> **Task**:
Only the pictures should be left out; repeat the rest of the data exactly.

Data extracted from a collection:
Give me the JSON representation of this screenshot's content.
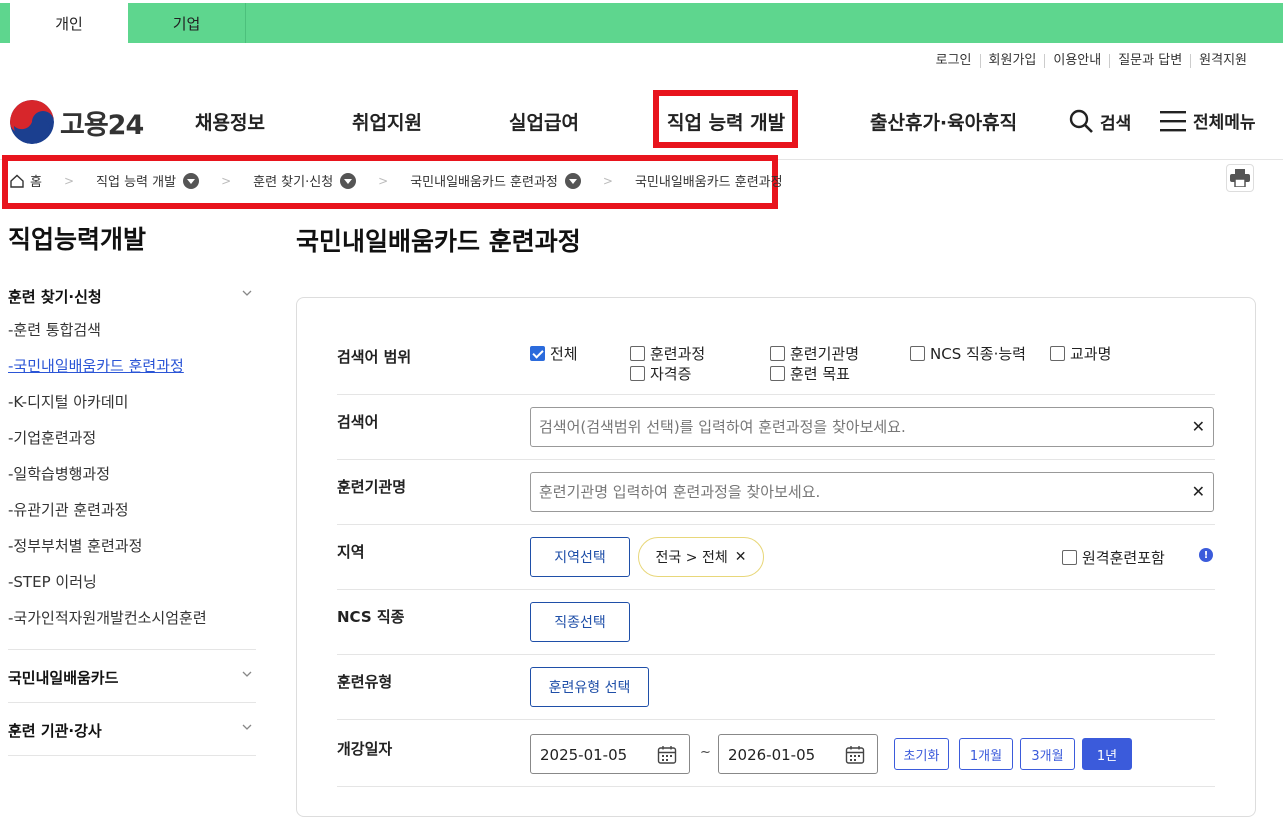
{
  "tabs": [
    "개인",
    "기업"
  ],
  "util_links": [
    "로그인",
    "회원가입",
    "이용안내",
    "질문과 답변",
    "원격지원"
  ],
  "logo_text": "고용24",
  "gnb": [
    "채용정보",
    "취업지원",
    "실업급여",
    "직업 능력 개발",
    "출산휴가·육아휴직"
  ],
  "search_label": "검색",
  "menu_label": "전체메뉴",
  "breadcrumb": [
    "홈",
    "직업 능력 개발",
    "훈련 찾기·신청",
    "국민내일배움카드 훈련과정",
    "국민내일배움카드 훈련과정"
  ],
  "sidebar": {
    "title": "직업능력개발",
    "section1": "훈련 찾기·신청",
    "items": [
      "-훈련 통합검색",
      "-국민내일배움카드 훈련과정",
      "-K-디지털 아카데미",
      "-기업훈련과정",
      "-일학습병행과정",
      "-유관기관 훈련과정",
      "-정부부처별 훈련과정",
      "-STEP 이러닝",
      "-국가인적자원개발컨소시엄훈련"
    ],
    "section2": "국민내일배움카드",
    "section3": "훈련 기관·강사"
  },
  "main": {
    "title": "국민내일배움카드 훈련과정",
    "scope_label": "검색어 범위",
    "scope_options": [
      "전체",
      "훈련과정",
      "훈련기관명",
      "NCS 직종·능력",
      "교과명",
      "자격증",
      "훈련 목표"
    ],
    "keyword_label": "검색어",
    "keyword_placeholder": "검색어(검색범위 선택)를 입력하여 훈련과정을 찾아보세요.",
    "inst_label": "훈련기관명",
    "inst_placeholder": "훈련기관명 입력하여 훈련과정을 찾아보세요.",
    "region_label": "지역",
    "region_btn": "지역선택",
    "region_chip": "전국 > 전체",
    "remote_label": "원격훈련포함",
    "ncs_label": "NCS 직종",
    "ncs_btn": "직종선택",
    "type_label": "훈련유형",
    "type_btn": "훈련유형 선택",
    "date_label": "개강일자",
    "date_from": "2025-01-05",
    "date_to": "2026-01-05",
    "range_btns": [
      "초기화",
      "1개월",
      "3개월",
      "1년"
    ]
  }
}
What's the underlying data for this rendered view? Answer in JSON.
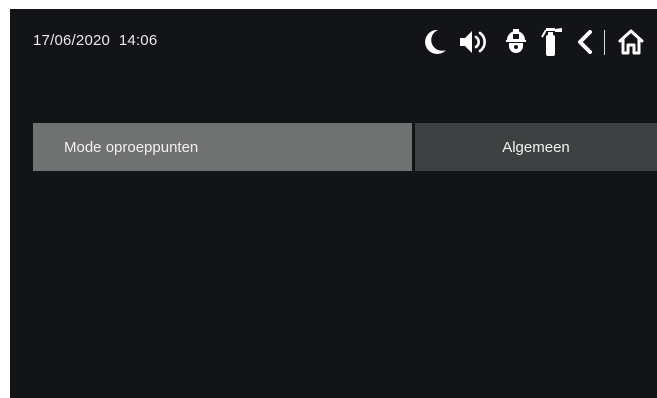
{
  "status": {
    "date": "17/06/2020",
    "time": "14:06",
    "icons": [
      "moon-icon",
      "speaker-icon",
      "helmet-icon",
      "extinguisher-icon",
      "back-chevron-icon",
      "home-icon"
    ]
  },
  "tabs": [
    {
      "label": "Mode oproeppunten",
      "selected": true
    },
    {
      "label": "Algemeen",
      "selected": false
    }
  ],
  "colors": {
    "background": "#121417",
    "tab_selected": "#6f7270",
    "tab_unselected": "#3e4142",
    "text": "#f0f0f0"
  }
}
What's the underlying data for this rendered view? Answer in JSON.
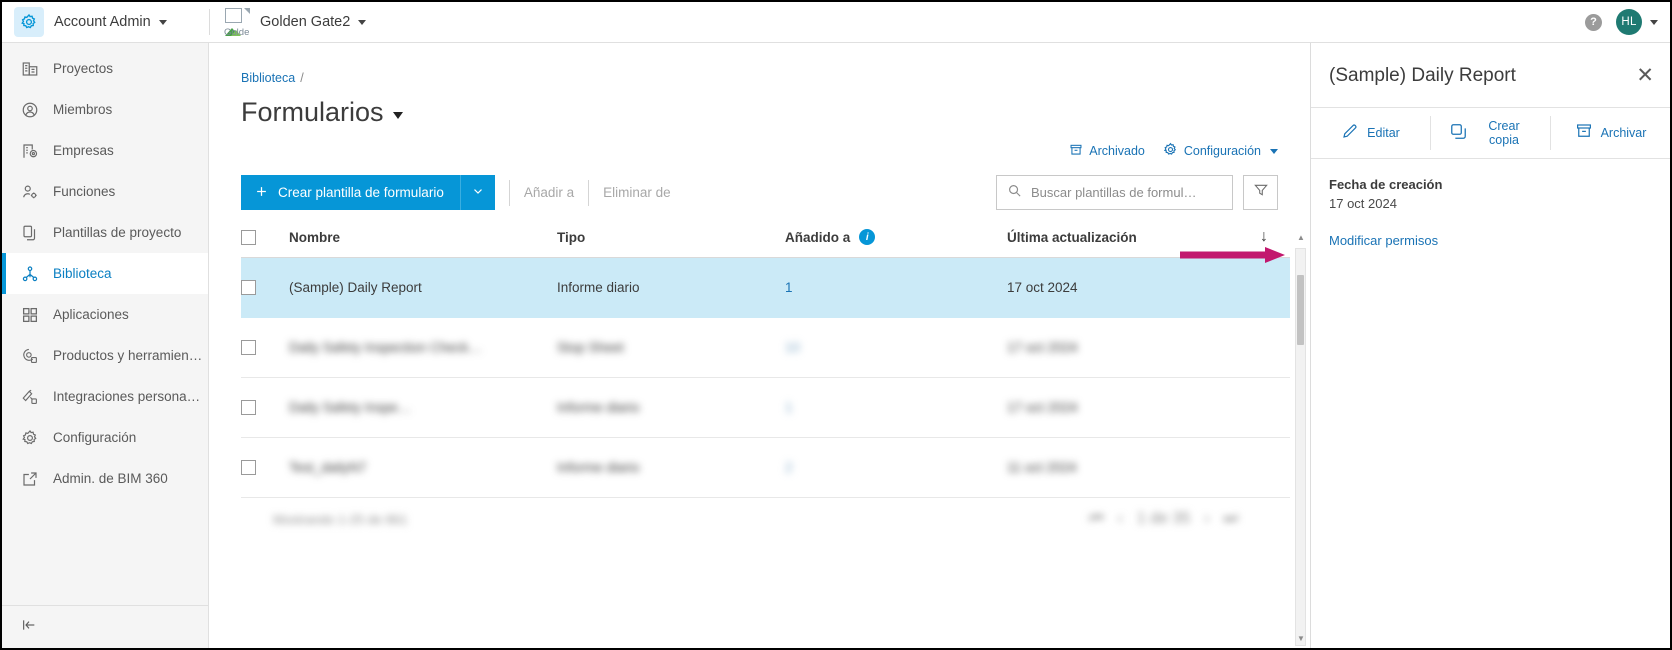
{
  "topbar": {
    "gear_icon": "gear-icon",
    "account_label": "Account Admin",
    "project_thumb_alt": "Golde",
    "project_label": "Golden Gate2",
    "help_icon": "?",
    "avatar_initials": "HL"
  },
  "sidebar": {
    "items": [
      {
        "label": "Proyectos",
        "icon": "buildings-icon",
        "active": false
      },
      {
        "label": "Miembros",
        "icon": "person-circle-icon",
        "active": false
      },
      {
        "label": "Empresas",
        "icon": "company-pin-icon",
        "active": false
      },
      {
        "label": "Funciones",
        "icon": "person-gear-icon",
        "active": false
      },
      {
        "label": "Plantillas de proyecto",
        "icon": "copy-icon",
        "active": false
      },
      {
        "label": "Biblioteca",
        "icon": "library-node-icon",
        "active": true
      },
      {
        "label": "Aplicaciones",
        "icon": "grid-squares-icon",
        "active": false
      },
      {
        "label": "Productos y herramien…",
        "icon": "products-tools-icon",
        "active": false
      },
      {
        "label": "Integraciones persona…",
        "icon": "custom-integrations-icon",
        "active": false
      },
      {
        "label": "Configuración",
        "icon": "gear-icon",
        "active": false
      },
      {
        "label": "Admin. de BIM 360",
        "icon": "external-link-icon",
        "active": false
      }
    ],
    "collapse_icon": "collapse-sidebar-icon"
  },
  "breadcrumb": {
    "root": "Biblioteca",
    "separator": "/"
  },
  "page": {
    "title": "Formularios"
  },
  "utility": {
    "archived_label": "Archivado",
    "archived_icon": "archive-icon",
    "settings_label": "Configuración",
    "settings_icon": "gear-icon"
  },
  "toolbar": {
    "create_label": "Crear plantilla de formulario",
    "create_icon": "plus-icon",
    "split_icon": "chevron-down-icon",
    "add_to_label": "Añadir a",
    "remove_from_label": "Eliminar de",
    "search_placeholder": "Buscar plantillas de formul…",
    "search_value": "",
    "search_icon": "search-icon",
    "filter_icon": "filter-funnel-icon"
  },
  "table": {
    "columns": [
      {
        "key": "name",
        "label": "Nombre"
      },
      {
        "key": "type",
        "label": "Tipo"
      },
      {
        "key": "added",
        "label": "Añadido a",
        "info_icon": "info-icon"
      },
      {
        "key": "updated",
        "label": "Última actualización",
        "sort_icon": "↓"
      }
    ],
    "rows": [
      {
        "name": "(Sample) Daily Report",
        "type": "Informe diario",
        "added": "1",
        "updated": "17 oct 2024",
        "selected": true,
        "blurred": false
      },
      {
        "name": "Daily Safety Inspection Check…",
        "type": "Stop Sheet",
        "added": "10",
        "updated": "17 oct 2024",
        "selected": false,
        "blurred": true
      },
      {
        "name": "Daily Safety Inspe…",
        "type": "Informe diario",
        "added": "1",
        "updated": "17 oct 2024",
        "selected": false,
        "blurred": true
      },
      {
        "name": "Test_dailyN7",
        "type": "Informe diario",
        "added": "2",
        "updated": "11 oct 2024",
        "selected": false,
        "blurred": true
      }
    ],
    "footer_text": "Mostrando 1-25 de 861"
  },
  "panel": {
    "title": "(Sample) Daily Report",
    "close_icon": "close-icon",
    "actions": [
      {
        "label": "Editar",
        "icon": "pencil-icon"
      },
      {
        "label": "Crear copia",
        "icon": "copy-icon"
      },
      {
        "label": "Archivar",
        "icon": "archive-icon"
      }
    ],
    "created_label": "Fecha de creación",
    "created_value": "17 oct 2024",
    "permissions_link": "Modificar permisos"
  },
  "annotation": {
    "arrow_color": "#c2186e",
    "arrow_target": "Modificar permisos"
  }
}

> **Exercise result**:
Give me the JSON representation of this screenshot's content.
{
  "tabs": [
    "개인",
    "기업"
  ],
  "util_links": [
    "로그인",
    "회원가입",
    "이용안내",
    "질문과 답변",
    "원격지원"
  ],
  "logo_text": "고용24",
  "gnb": [
    "채용정보",
    "취업지원",
    "실업급여",
    "직업 능력 개발",
    "출산휴가·육아휴직"
  ],
  "search_label": "검색",
  "menu_label": "전체메뉴",
  "breadcrumb": [
    "홈",
    "직업 능력 개발",
    "훈련 찾기·신청",
    "국민내일배움카드 훈련과정",
    "국민내일배움카드 훈련과정"
  ],
  "sidebar": {
    "title": "직업능력개발",
    "section1": "훈련 찾기·신청",
    "items": [
      "-훈련 통합검색",
      "-국민내일배움카드 훈련과정",
      "-K-디지털 아카데미",
      "-기업훈련과정",
      "-일학습병행과정",
      "-유관기관 훈련과정",
      "-정부부처별 훈련과정",
      "-STEP 이러닝",
      "-국가인적자원개발컨소시엄훈련"
    ],
    "section2": "국민내일배움카드",
    "section3": "훈련 기관·강사"
  },
  "main": {
    "title": "국민내일배움카드 훈련과정",
    "scope_label": "검색어 범위",
    "scope_options": [
      "전체",
      "훈련과정",
      "훈련기관명",
      "NCS 직종·능력",
      "교과명",
      "자격증",
      "훈련 목표"
    ],
    "keyword_label": "검색어",
    "keyword_placeholder": "검색어(검색범위 선택)를 입력하여 훈련과정을 찾아보세요.",
    "inst_label": "훈련기관명",
    "inst_placeholder": "훈련기관명 입력하여 훈련과정을 찾아보세요.",
    "region_label": "지역",
    "region_btn": "지역선택",
    "region_chip": "전국 > 전체",
    "remote_label": "원격훈련포함",
    "ncs_label": "NCS 직종",
    "ncs_btn": "직종선택",
    "type_label": "훈련유형",
    "type_btn": "훈련유형 선택",
    "date_label": "개강일자",
    "date_from": "2025-01-05",
    "date_to": "2026-01-05",
    "range_btns": [
      "초기화",
      "1개월",
      "3개월",
      "1년"
    ]
  }
}
What's the underlying data for this rendered view? Answer in JSON.
{
  "status": {
    "date": "17/06/2020",
    "time": "14:06",
    "icons": [
      "moon-icon",
      "speaker-icon",
      "helmet-icon",
      "extinguisher-icon",
      "back-chevron-icon",
      "home-icon"
    ]
  },
  "tabs": [
    {
      "label": "Mode oproeppunten",
      "selected": true
    },
    {
      "label": "Algemeen",
      "selected": false
    }
  ],
  "colors": {
    "background": "#121417",
    "tab_selected": "#6f7270",
    "tab_unselected": "#3e4142",
    "text": "#f0f0f0"
  }
}
What's the underlying data for this rendered view? Answer in JSON.
{
  "topbar": {
    "gear_icon": "gear-icon",
    "account_label": "Account Admin",
    "project_thumb_alt": "Golde",
    "project_label": "Golden Gate2",
    "help_icon": "?",
    "avatar_initials": "HL"
  },
  "sidebar": {
    "items": [
      {
        "label": "Proyectos",
        "icon": "buildings-icon",
        "active": false
      },
      {
        "label": "Miembros",
        "icon": "person-circle-icon",
        "active": false
      },
      {
        "label": "Empresas",
        "icon": "company-pin-icon",
        "active": false
      },
      {
        "label": "Funciones",
        "icon": "person-gear-icon",
        "active": false
      },
      {
        "label": "Plantillas de proyecto",
        "icon": "copy-icon",
        "active": false
      },
      {
        "label": "Biblioteca",
        "icon": "library-node-icon",
        "active": true
      },
      {
        "label": "Aplicaciones",
        "icon": "grid-squares-icon",
        "active": false
      },
      {
        "label": "Productos y herramien…",
        "icon": "products-tools-icon",
        "active": false
      },
      {
        "label": "Integraciones persona…",
        "icon": "custom-integrations-icon",
        "active": false
      },
      {
        "label": "Configuración",
        "icon": "gear-icon",
        "active": false
      },
      {
        "label": "Admin. de BIM 360",
        "icon": "external-link-icon",
        "active": false
      }
    ],
    "collapse_icon": "collapse-sidebar-icon"
  },
  "breadcrumb": {
    "root": "Biblioteca",
    "separator": "/"
  },
  "page": {
    "title": "Formularios"
  },
  "utility": {
    "archived_label": "Archivado",
    "archived_icon": "archive-icon",
    "settings_label": "Configuración",
    "settings_icon": "gear-icon"
  },
  "toolbar": {
    "create_label": "Crear plantilla de formulario",
    "create_icon": "plus-icon",
    "split_icon": "chevron-down-icon",
    "add_to_label": "Añadir a",
    "remove_from_label": "Eliminar de",
    "search_placeholder": "Buscar plantillas de formul…",
    "search_value": "",
    "search_icon": "search-icon",
    "filter_icon": "filter-funnel-icon"
  },
  "table": {
    "columns": [
      {
        "key": "name",
        "label": "Nombre"
      },
      {
        "key": "type",
        "label": "Tipo"
      },
      {
        "key": "added",
        "label": "Añadido a",
        "info_icon": "info-icon"
      },
      {
        "key": "updated",
        "label": "Última actualización",
        "sort_icon": "↓"
      }
    ],
    "rows": [
      {
        "name": "(Sample) Daily Report",
        "type": "Informe diario",
        "added": "1",
        "updated": "17 oct 2024",
        "selected": true,
        "blurred": false
      },
      {
        "name": "Daily Safety Inspection Check…",
        "type": "Stop Sheet",
        "added": "10",
        "updated": "17 oct 2024",
        "selected": false,
        "blurred": true
      },
      {
        "name": "Daily Safety Inspe…",
        "type": "Informe diario",
        "added": "1",
        "updated": "17 oct 2024",
        "selected": false,
        "blurred": true
      },
      {
        "name": "Test_dailyN7",
        "type": "Informe diario",
        "added": "2",
        "updated": "11 oct 2024",
        "selected": false,
        "blurred": true
      }
    ],
    "footer_text": "Mostrando 1-25 de 861"
  },
  "panel": {
    "title": "(Sample) Daily Report",
    "close_icon": "close-icon",
    "actions": [
      {
        "label": "Editar",
        "icon": "pencil-icon"
      },
      {
        "label": "Crear copia",
        "icon": "copy-icon"
      },
      {
        "label": "Archivar",
        "icon": "archive-icon"
      }
    ],
    "created_label": "Fecha de creación",
    "created_value": "17 oct 2024",
    "permissions_link": "Modificar permisos"
  },
  "annotation": {
    "arrow_color": "#c2186e",
    "arrow_target": "Modificar permisos"
  }
}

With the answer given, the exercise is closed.